On Behalf of | May 22, 2021 | Workers' Compensation

Workers do need to understand that all falls are dangerous. A fall on a level surface — i.e., with no distance traveled at all, such as in a slip-and-fall accident — can lead to serious injuries. They just get more serious the higher a person is when they fall. 

When you reach significant heights, though, the odds of surviving such a fall become virtually non-existent. This is why fall-prevention equipment is so important when working at these heights. 

Your odds of survival definitely diminish at greater heights

Researchers have studied these falls to see when a fatality is all but guaranteed. In a study that looked at 287 different falls, it was determined that a 100-foot fall was unsurvivable. This is about eight stories of a modern building. 

But is anything actually 100%? The researchers also found the case of a rock climber who allowed her rope to pass through her harness at the top of a 300-foot route. She fell off of the route and all the way to the ground, bouncing after about 200 feet and coming to rest on rock 100 feet beyond that. She was definitely injured, but she lived. 

What to do if you’ve been injured in a fall at work
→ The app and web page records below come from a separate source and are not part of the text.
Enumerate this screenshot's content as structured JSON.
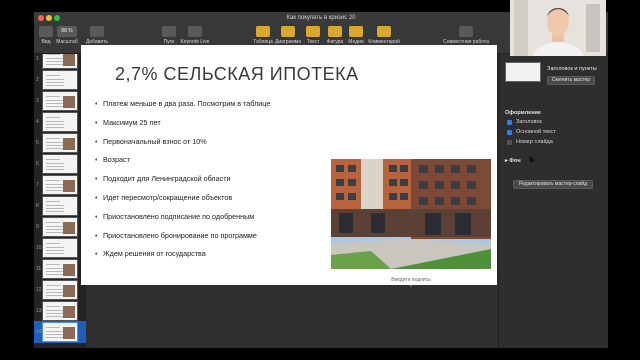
{
  "window": {
    "title": "Как покупать в кризис 20"
  },
  "toolbar": {
    "items": [
      {
        "label": "Вид"
      },
      {
        "label": "Масштаб",
        "value": "88 %"
      },
      {
        "label": "Добавить слайд"
      },
      {
        "label": "Пуск"
      },
      {
        "label": "Keynote Live"
      },
      {
        "label": "Таблица"
      },
      {
        "label": "Диаграмма"
      },
      {
        "label": "Текст"
      },
      {
        "label": "Фигура"
      },
      {
        "label": "Медиа"
      },
      {
        "label": "Комментарий"
      },
      {
        "label": "Совместная работа"
      }
    ]
  },
  "sidebar": {
    "numbers": [
      "1",
      "2",
      "3",
      "4",
      "5",
      "6",
      "7",
      "8",
      "9",
      "10",
      "11",
      "12",
      "13",
      "14"
    ],
    "active_index": 13
  },
  "slide": {
    "title": "2,7% СЕЛЬСКАЯ ИПОТЕКА",
    "bullets": [
      "Платеж меньше в два раза. Посмотрим в таблице",
      "Максимум 25 лет",
      "Первоначальный взнос от 10%",
      "Возраст",
      "Подходит для Ленинградской области",
      "Идет пересмотр/сокращение объектов",
      "Приостановлено подписание по одобренным",
      "Приостановлено бронирование по программе",
      "Ждем решения от государства"
    ],
    "caption": "Введите подпись"
  },
  "inspector": {
    "layout_name": "Заголовок и пункты",
    "change_master": "Сменить мастер",
    "section_title": "Оформление",
    "checkboxes": [
      {
        "label": "Заголовок",
        "checked": true
      },
      {
        "label": "Основной текст",
        "checked": true
      },
      {
        "label": "Номер слайда",
        "checked": false
      }
    ],
    "background_label": "Фон",
    "edit_master": "Редактировать мастер-слайд"
  },
  "colors": {
    "accent": "#2f7df0",
    "selection": "#1f5fb8"
  }
}
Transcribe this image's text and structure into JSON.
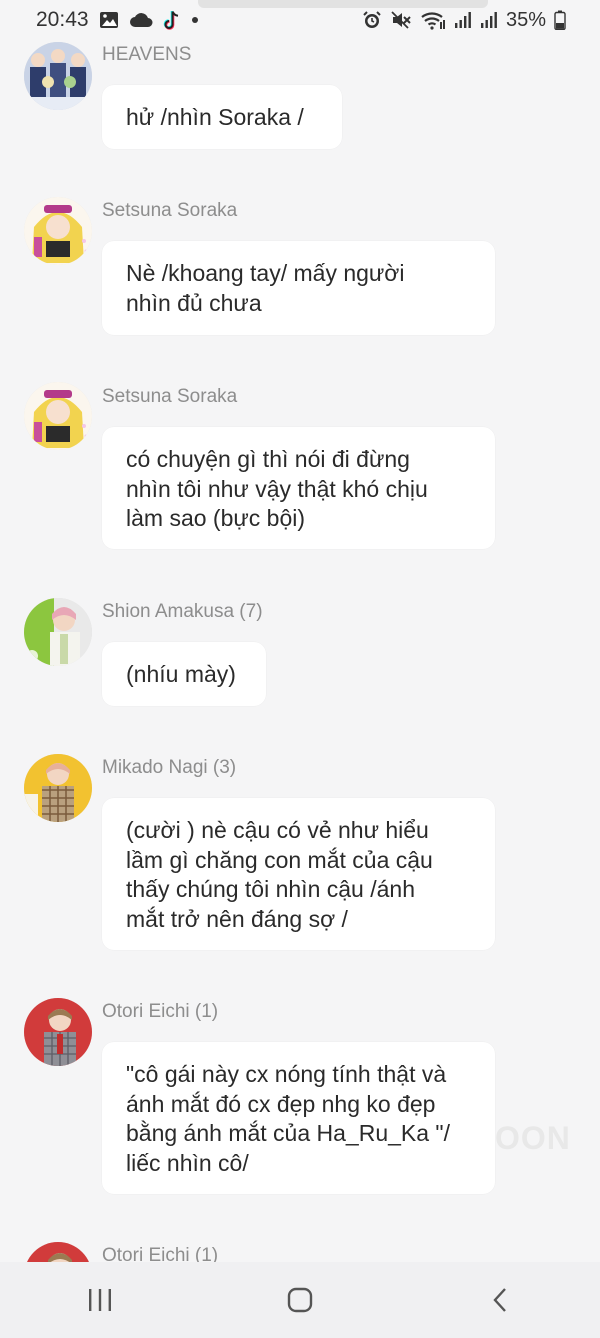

These types of studies help to show how there are always outliers and you can never assume anything about workplace accidents. However, they also show how severe injuries can be even for those who do survive. If you work at heights, you need to understand the risks and your rights to workers’ comp if you’re injured in a fall.